So it was nice to have an equal contribution for everyone this time. I think the reason we end up with all these different kinds of genres is because we’re all influenced by them. All the music we played is some kind of form of dance music, be it funk, soul, jazz, reggae. The different elements come out, depending on who takes the lead. Someone will bring an idea to it, and we’ll try it. It’s a very organic thing. We always write and record at the same time.
L4LM: Not a lot of overdubs?
ER: No not a lot of overdubs. As a matter of fact, on this album we recorded a few as a 6 piece with the horns playing at the same time. And again, they were part of the writing process. So it’s a very kind of seat of the pants organic thing. I think we did it in 5 for 6 days
L4LM: Only 5 or 6 days?!
ER: Yea, so we go in fresh with nothing written and make sure that we come out with a 12-track album by the end of it! That’s the quest.
L4LM: I like your style! I didn’t realize that not only were you the producer, but you also managing the band for some time too. That’s a lot of hats to wear.
ER: Yea, yea and it definitely took its toll. And luckily we’ve got a new team around us now. Its really good, I’ve started writing again! I have room in my brain again.
L4LM: You have a serious work ethic. It’s even more fascinating and impressive when you take into account the Payback charity shows you’ve been doing, with this year’s happening at the Great American Music Hall in San Francisco, on September 25th and 26th. How did that concept come into fruition?
ER: Well I was living in SF for three years, 2010-2013. I was living in the Tenderloin area, which is quite a depressed part of downtown. I saw such a community there, but I also saw what was going on with the homeless situation. I witnessed people being displaced with the whole rent situation. I do all right and I was struggling to pay rent. I wanted to put something back into the community, which is where the name “payback” comes from, and obviously the James Brown reference.
L4LM: The Big Payback?
ER: Yea, although the meaning behind that song is completely different! People call it pay it forward or whatnot. I mean, a lot of music originated there. It’s a historic area. It feels pretty edgy there. There’s a huge crack problem. The first time you go you feel it’s the wrong neighborhood but after living there, I was never felt in danger or threatened, and never was. So we started doing this in 2013. I attempted it, and it wasn’t completely successful. So I got a partner on the second one and we partnered with Positive Legacy, the good people of Jam Cruise, and then it just started taking off. It’s been really great. We got this amazing Finance company, SoFi helping us present it. I see it growing considerably over the next few years. The long-term goal is to have a SF funk festival that raises money for the community, and it’s looking good.

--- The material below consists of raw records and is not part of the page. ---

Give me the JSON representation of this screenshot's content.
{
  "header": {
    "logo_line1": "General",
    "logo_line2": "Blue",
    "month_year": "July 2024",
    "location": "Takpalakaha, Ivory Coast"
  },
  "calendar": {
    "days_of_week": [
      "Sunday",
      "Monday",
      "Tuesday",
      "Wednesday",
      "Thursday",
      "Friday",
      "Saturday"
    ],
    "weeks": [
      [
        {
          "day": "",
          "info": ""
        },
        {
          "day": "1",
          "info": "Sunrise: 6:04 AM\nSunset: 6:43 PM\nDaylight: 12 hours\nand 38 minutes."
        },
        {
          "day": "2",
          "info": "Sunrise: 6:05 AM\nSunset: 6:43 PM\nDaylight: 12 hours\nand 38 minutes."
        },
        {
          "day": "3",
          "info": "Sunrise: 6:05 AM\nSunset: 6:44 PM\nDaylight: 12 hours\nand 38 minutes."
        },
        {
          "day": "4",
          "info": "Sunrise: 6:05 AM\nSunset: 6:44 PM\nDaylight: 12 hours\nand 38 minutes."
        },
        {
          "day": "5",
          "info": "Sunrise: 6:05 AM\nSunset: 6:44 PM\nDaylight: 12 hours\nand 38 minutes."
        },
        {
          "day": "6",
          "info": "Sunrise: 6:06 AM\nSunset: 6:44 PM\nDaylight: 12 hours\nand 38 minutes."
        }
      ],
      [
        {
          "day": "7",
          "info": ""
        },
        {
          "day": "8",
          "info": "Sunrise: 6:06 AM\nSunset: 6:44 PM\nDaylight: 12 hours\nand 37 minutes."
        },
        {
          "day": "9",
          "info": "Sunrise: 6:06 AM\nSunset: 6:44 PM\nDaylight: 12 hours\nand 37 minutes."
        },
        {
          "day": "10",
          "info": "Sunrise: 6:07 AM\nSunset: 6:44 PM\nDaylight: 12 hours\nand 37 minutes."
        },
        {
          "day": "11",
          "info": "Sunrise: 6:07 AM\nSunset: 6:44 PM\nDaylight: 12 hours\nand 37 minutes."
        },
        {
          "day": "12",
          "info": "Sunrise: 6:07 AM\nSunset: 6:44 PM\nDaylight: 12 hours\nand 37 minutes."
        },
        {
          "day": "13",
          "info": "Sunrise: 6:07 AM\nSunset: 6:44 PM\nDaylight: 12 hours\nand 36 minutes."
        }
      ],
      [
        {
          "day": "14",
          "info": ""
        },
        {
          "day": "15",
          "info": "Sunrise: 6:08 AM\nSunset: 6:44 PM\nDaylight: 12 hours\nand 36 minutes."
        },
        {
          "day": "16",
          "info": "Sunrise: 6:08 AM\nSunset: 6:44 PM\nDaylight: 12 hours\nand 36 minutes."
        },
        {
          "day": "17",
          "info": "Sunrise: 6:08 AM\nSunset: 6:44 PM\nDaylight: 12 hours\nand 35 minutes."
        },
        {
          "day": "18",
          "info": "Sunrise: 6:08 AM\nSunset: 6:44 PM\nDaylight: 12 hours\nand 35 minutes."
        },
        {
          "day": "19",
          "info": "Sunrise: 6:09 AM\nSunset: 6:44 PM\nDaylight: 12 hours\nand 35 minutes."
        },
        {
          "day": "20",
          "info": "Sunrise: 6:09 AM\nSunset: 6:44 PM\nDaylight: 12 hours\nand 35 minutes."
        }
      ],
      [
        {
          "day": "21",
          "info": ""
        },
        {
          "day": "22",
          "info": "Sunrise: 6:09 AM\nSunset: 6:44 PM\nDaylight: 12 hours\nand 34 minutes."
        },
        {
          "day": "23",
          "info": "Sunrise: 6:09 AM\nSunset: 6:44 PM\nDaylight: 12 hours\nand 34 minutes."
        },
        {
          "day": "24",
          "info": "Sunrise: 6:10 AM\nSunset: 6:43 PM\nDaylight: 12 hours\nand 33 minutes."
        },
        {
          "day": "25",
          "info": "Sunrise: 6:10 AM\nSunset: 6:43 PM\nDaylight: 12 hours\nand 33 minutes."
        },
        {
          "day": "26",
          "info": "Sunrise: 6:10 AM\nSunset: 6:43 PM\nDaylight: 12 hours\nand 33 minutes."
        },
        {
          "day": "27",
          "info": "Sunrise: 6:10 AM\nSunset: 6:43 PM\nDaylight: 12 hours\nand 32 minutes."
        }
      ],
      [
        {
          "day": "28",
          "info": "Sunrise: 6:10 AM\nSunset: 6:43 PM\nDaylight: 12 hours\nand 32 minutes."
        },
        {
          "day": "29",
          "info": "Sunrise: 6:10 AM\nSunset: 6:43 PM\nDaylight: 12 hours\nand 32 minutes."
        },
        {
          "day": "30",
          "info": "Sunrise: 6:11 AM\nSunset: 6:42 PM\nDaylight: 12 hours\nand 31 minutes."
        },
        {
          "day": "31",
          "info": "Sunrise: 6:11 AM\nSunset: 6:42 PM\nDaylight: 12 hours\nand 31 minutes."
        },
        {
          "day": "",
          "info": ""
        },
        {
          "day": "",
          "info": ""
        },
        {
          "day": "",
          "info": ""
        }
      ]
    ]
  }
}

L4LM: So it’s looking good and there will be more?
ER: Yea, we’re looking to do one in Denver too, which is where I just moved. They’re also a lot of problems and Denver. And we’ve partnered with Cervantes, a club we’ve always played at and they’re really committed to making this happen.
L4LM: That’s really cool that as an artist, you’re not sitting around, fiddling on your guitar for 20 years. You’re giving back to your community, and working for it. In the vein of James Brown, you’re working hard in show business.
ER: Well why wouldn’t you? It’s a life, it’s a vocation. You dedicate your life to this. You only got one chance.
L4LM: Well thanks so much for your time!
The New Mastersounds fall tour, presented by L4LM, kicks off Septmeber 30th! Including stops all across the country and big festival sets at Phases of the Moon in Ozark, AR from Oct 16-18 (tickets available here) and Suwannee Hulaween in Live Oak, FL from Oct 30-Nov 1 (tickets available here), this band is too funky to miss!
[Photo by Jim Mimna]